Regulator expected to give explosive new evidence today
THE founder of the Quinn Group was in danger early today of losing his grip on his empire as hopes of a takeover plan by Anglo Irish Bank were fading.
A takeover of the wider Quinn Group offered founder Sean Quinn the possibility of a future role of some kind in the companies, but the Anglo plan still faced many hurdles, sources indicated last night.
Instead, Mr Quinn and his family are facing an application today from Financial Regulator Matthew Elderfield to put the entire insurance arm in permanent administration.
The regulator is also expected to provide potentially explosive new evidence about how Quinn Insurance has been managed over recent years.
The regulator still has serious issues with Mr Quinn and his family retaining any role in the wider Quinn Group. While discussions will continue with Anglo over a takeover of the group, the proposal from the bank faces more hurdles than other bids from big international insurance groupings, sources indicated.
The regulator has decided that talks can continue with Anglo, but also the other groups, even if Quinn Insurance goes into permanent administration. So far the courts have only appointed provisional administrators.
A total break-up of the Quinn Group and sales of its many assets, would definitely see an end to Mr Quinn's involvement in the wider group.
However, the Anglo proposal gives him and his family some chance of a future at the group.
Headquartered in Derrylin, Co Fermanagh, the Quinn Group is one of Ireland's largest private companies and its assets would attract a series of suitors.
However, Anglo would have to take its place in the queue of creditors waiting for the proceeds of the assets sales.

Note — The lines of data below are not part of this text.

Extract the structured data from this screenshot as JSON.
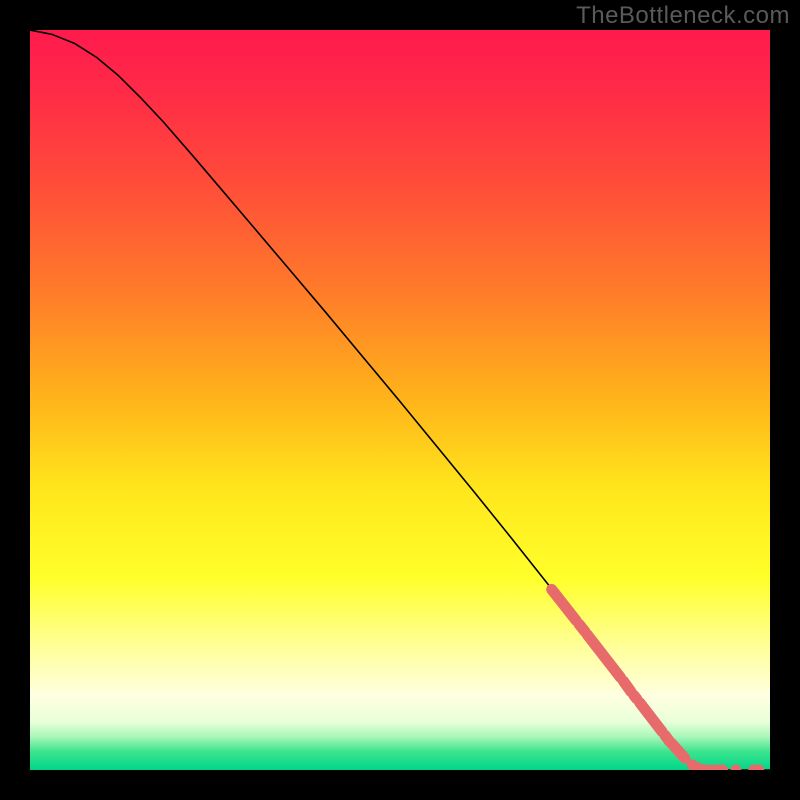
{
  "watermark": "TheBottleneck.com",
  "chart_data": {
    "type": "line",
    "title": "",
    "xlabel": "",
    "ylabel": "",
    "xlim": [
      0,
      100
    ],
    "ylim": [
      0,
      100
    ],
    "background_gradient_stops": [
      {
        "offset": 0.0,
        "color": "#ff1a4d"
      },
      {
        "offset": 0.08,
        "color": "#ff2a47"
      },
      {
        "offset": 0.2,
        "color": "#ff4a3a"
      },
      {
        "offset": 0.35,
        "color": "#ff7a2a"
      },
      {
        "offset": 0.5,
        "color": "#ffb41a"
      },
      {
        "offset": 0.62,
        "color": "#ffe61c"
      },
      {
        "offset": 0.74,
        "color": "#ffff2a"
      },
      {
        "offset": 0.84,
        "color": "#ffffa0"
      },
      {
        "offset": 0.9,
        "color": "#ffffe0"
      },
      {
        "offset": 0.935,
        "color": "#e8ffd8"
      },
      {
        "offset": 0.955,
        "color": "#a8f7b8"
      },
      {
        "offset": 0.975,
        "color": "#3de48e"
      },
      {
        "offset": 1.0,
        "color": "#00d68a"
      }
    ],
    "curve": [
      {
        "x": 0,
        "y": 100.0
      },
      {
        "x": 3,
        "y": 99.4
      },
      {
        "x": 6,
        "y": 98.2
      },
      {
        "x": 9,
        "y": 96.3
      },
      {
        "x": 12,
        "y": 93.8
      },
      {
        "x": 15,
        "y": 90.8
      },
      {
        "x": 18,
        "y": 87.6
      },
      {
        "x": 22,
        "y": 83.0
      },
      {
        "x": 26,
        "y": 78.3
      },
      {
        "x": 30,
        "y": 73.6
      },
      {
        "x": 35,
        "y": 67.7
      },
      {
        "x": 40,
        "y": 61.8
      },
      {
        "x": 45,
        "y": 55.8
      },
      {
        "x": 50,
        "y": 49.8
      },
      {
        "x": 55,
        "y": 43.7
      },
      {
        "x": 60,
        "y": 37.6
      },
      {
        "x": 65,
        "y": 31.4
      },
      {
        "x": 70,
        "y": 25.1
      },
      {
        "x": 74,
        "y": 20.0
      },
      {
        "x": 78,
        "y": 14.8
      },
      {
        "x": 82,
        "y": 9.6
      },
      {
        "x": 85,
        "y": 5.7
      },
      {
        "x": 87,
        "y": 3.3
      },
      {
        "x": 88.5,
        "y": 1.8
      },
      {
        "x": 89.6,
        "y": 0.9
      },
      {
        "x": 90.2,
        "y": 0.4
      },
      {
        "x": 90.8,
        "y": 0.1
      },
      {
        "x": 91.5,
        "y": 0.0
      },
      {
        "x": 100,
        "y": 0.0
      }
    ],
    "highlight_segments": [
      {
        "x1": 70.5,
        "y1": 24.4,
        "x2": 73.8,
        "y2": 20.2
      },
      {
        "x1": 74.2,
        "y1": 19.7,
        "x2": 75.0,
        "y2": 18.7
      },
      {
        "x1": 75.3,
        "y1": 18.3,
        "x2": 79.8,
        "y2": 12.5
      },
      {
        "x1": 80.2,
        "y1": 12.0,
        "x2": 81.2,
        "y2": 10.6
      },
      {
        "x1": 81.6,
        "y1": 10.1,
        "x2": 82.0,
        "y2": 9.6
      },
      {
        "x1": 82.4,
        "y1": 9.1,
        "x2": 85.4,
        "y2": 5.2
      },
      {
        "x1": 85.8,
        "y1": 4.7,
        "x2": 86.4,
        "y2": 3.9
      },
      {
        "x1": 86.7,
        "y1": 3.6,
        "x2": 88.5,
        "y2": 1.6
      }
    ],
    "highlight_dots": [
      {
        "x": 89.5,
        "y": 0.7
      },
      {
        "x": 90.2,
        "y": 0.3
      },
      {
        "x": 90.9,
        "y": 0.05
      },
      {
        "x": 91.6,
        "y": 0.0
      },
      {
        "x": 92.4,
        "y": 0.0
      },
      {
        "x": 93.0,
        "y": 0.0
      },
      {
        "x": 93.6,
        "y": 0.0
      },
      {
        "x": 95.4,
        "y": 0.0
      },
      {
        "x": 97.8,
        "y": 0.0
      },
      {
        "x": 98.5,
        "y": 0.0
      }
    ],
    "marker_style": {
      "color": "#e86b6b",
      "radius_px": 5.5
    }
  }
}
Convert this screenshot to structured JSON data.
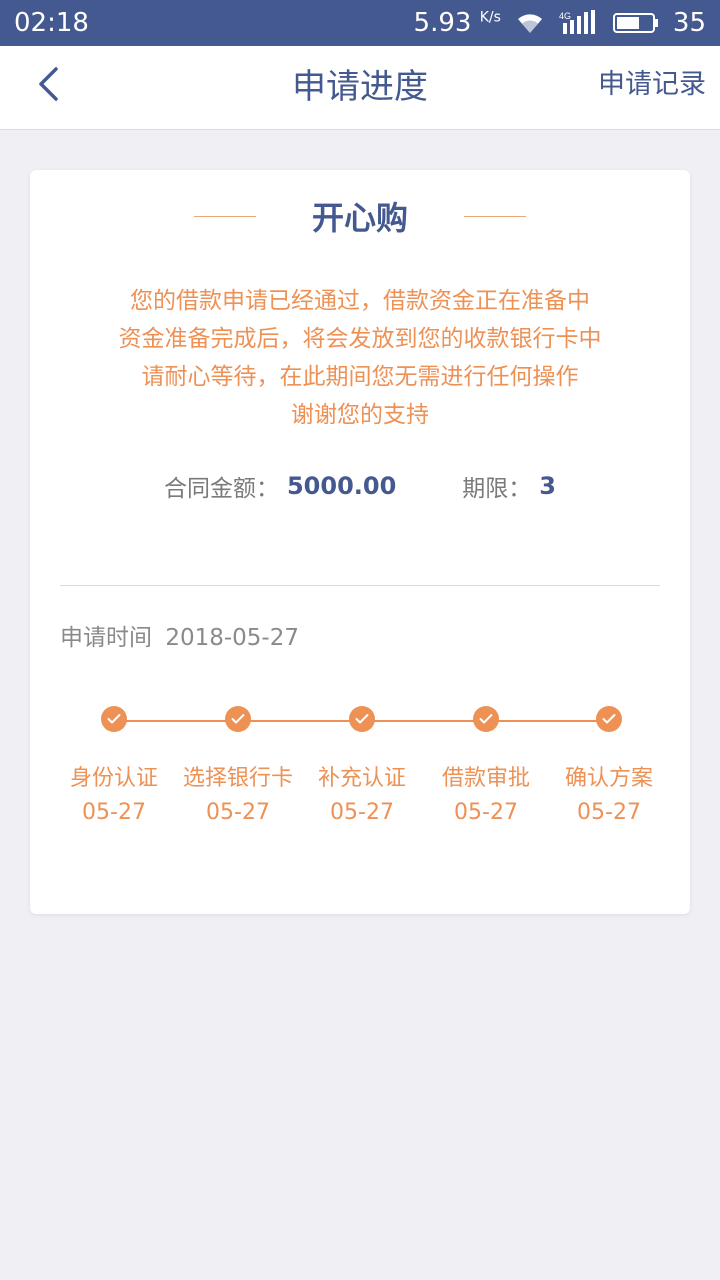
{
  "status_bar": {
    "time": "02:18",
    "speed": "5.93",
    "speed_unit": "K/s",
    "network": "4G",
    "battery": "35"
  },
  "nav": {
    "title": "申请进度",
    "action": "申请记录"
  },
  "card": {
    "title": "开心购",
    "message_lines": [
      "您的借款申请已经通过，借款资金正在准备中",
      "资金准备完成后，将会发放到您的收款银行卡中",
      "请耐心等待，在此期间您无需进行任何操作",
      "谢谢您的支持"
    ],
    "contract_amount_label": "合同金额：",
    "contract_amount": "5000.00",
    "term_label": "期限：",
    "term": "3",
    "apply_time_label": "申请时间",
    "apply_time": "2018-05-27",
    "steps": [
      {
        "label": "身份认证",
        "date": "05-27"
      },
      {
        "label": "选择银行卡",
        "date": "05-27"
      },
      {
        "label": "补充认证",
        "date": "05-27"
      },
      {
        "label": "借款审批",
        "date": "05-27"
      },
      {
        "label": "确认方案",
        "date": "05-27"
      }
    ]
  },
  "colors": {
    "primary": "#44598f",
    "accent": "#ee9155",
    "background": "#efeff4"
  },
  "icons": {
    "back": "chevron-left-icon",
    "step_done": "check-icon"
  }
}
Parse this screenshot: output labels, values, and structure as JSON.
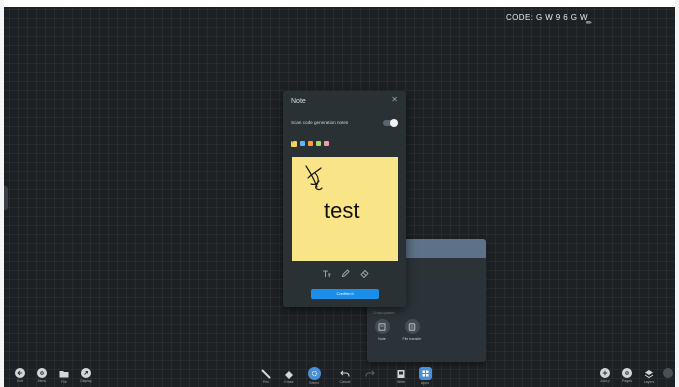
{
  "code": {
    "text": "CODE: G W 9 6 G W"
  },
  "note": {
    "title": "Note",
    "scan_label": "Scan code generation notes",
    "sticky_text": "test",
    "confirm_label": "Confirm it",
    "swatch_colors": [
      "#f5d35a",
      "#64b5f6",
      "#ff9f45",
      "#a6dd70",
      "#ef9ab0"
    ]
  },
  "panel": {
    "section_label": "Cross-system",
    "tools": [
      {
        "label": "Note",
        "icon": "note-icon"
      },
      {
        "label": "File transfer",
        "icon": "file-transfer-icon"
      }
    ]
  },
  "toolbar": {
    "left": [
      {
        "label": "Exit",
        "icon": "exit-icon"
      },
      {
        "label": "Menu",
        "icon": "settings-icon"
      },
      {
        "label": "File",
        "icon": "folder-icon"
      },
      {
        "label": "Display",
        "icon": "display-icon"
      }
    ],
    "center": [
      {
        "label": "Pen",
        "icon": "pen-icon"
      },
      {
        "label": "Erase",
        "icon": "eraser-icon"
      },
      {
        "label": "Select",
        "icon": "select-icon"
      },
      {
        "label": "Cancel",
        "icon": "undo-icon"
      },
      {
        "label": "",
        "icon": "redo-icon"
      },
      {
        "label": "Write",
        "icon": "write-icon"
      },
      {
        "label": "Apps",
        "icon": "apps-icon"
      }
    ],
    "right": [
      {
        "label": "Add p",
        "icon": "add-page-icon"
      },
      {
        "label": "Pages",
        "icon": "pages-icon"
      },
      {
        "label": "Layers",
        "icon": "layers-icon"
      },
      {
        "label": "",
        "icon": "more-icon"
      }
    ]
  },
  "colors": {
    "accent": "#1a8ee8",
    "note_yellow": "#f9e487",
    "canvas": "#1d2124"
  }
}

The Government has decided not to get involved in the battle for control of the company and so far has backed the financial regulator.
The fate of Quinn Insurance, and ultimately of the Quinn Group generally, will now rest with Justice Mary Laffoy who is expected to hear submissions from all sides today in the High Court. While a full hearing is a possibility, an adjournment is also possible.
It is understood the regulator does not support giving Quinn and Anglo another 30 days to firm up their plan. The regulator is expected to say that such a delay would be bad for policyholders of Quinn Insurance.
Instead the regulator believes that discussions with Anglo, or any other bidders, can easily be done even if Quinn Insurance is in permanent administration.
"The hurdles for the Anglo bid remain,'' said one source yesterday.
The Department of Finance is monitoring developments and may have an observer in court today.
While the Anglo plan is not dead and discussions continue, Mr Quinn and his allies hoped that the regulator might approve the plan this weekend and inform the courts today of this support. But while there was extensive contact between Anglo Irish Bank and the regulator yesterday, a whole host of problems still face the takeover plan.
The regulator is particularly concerned about what kind of expertise Anglo could call upon if it took over the insurance company.
If a trade buyer snapped up Quinn Insurance the expertise problem would be absent, a source pointed out.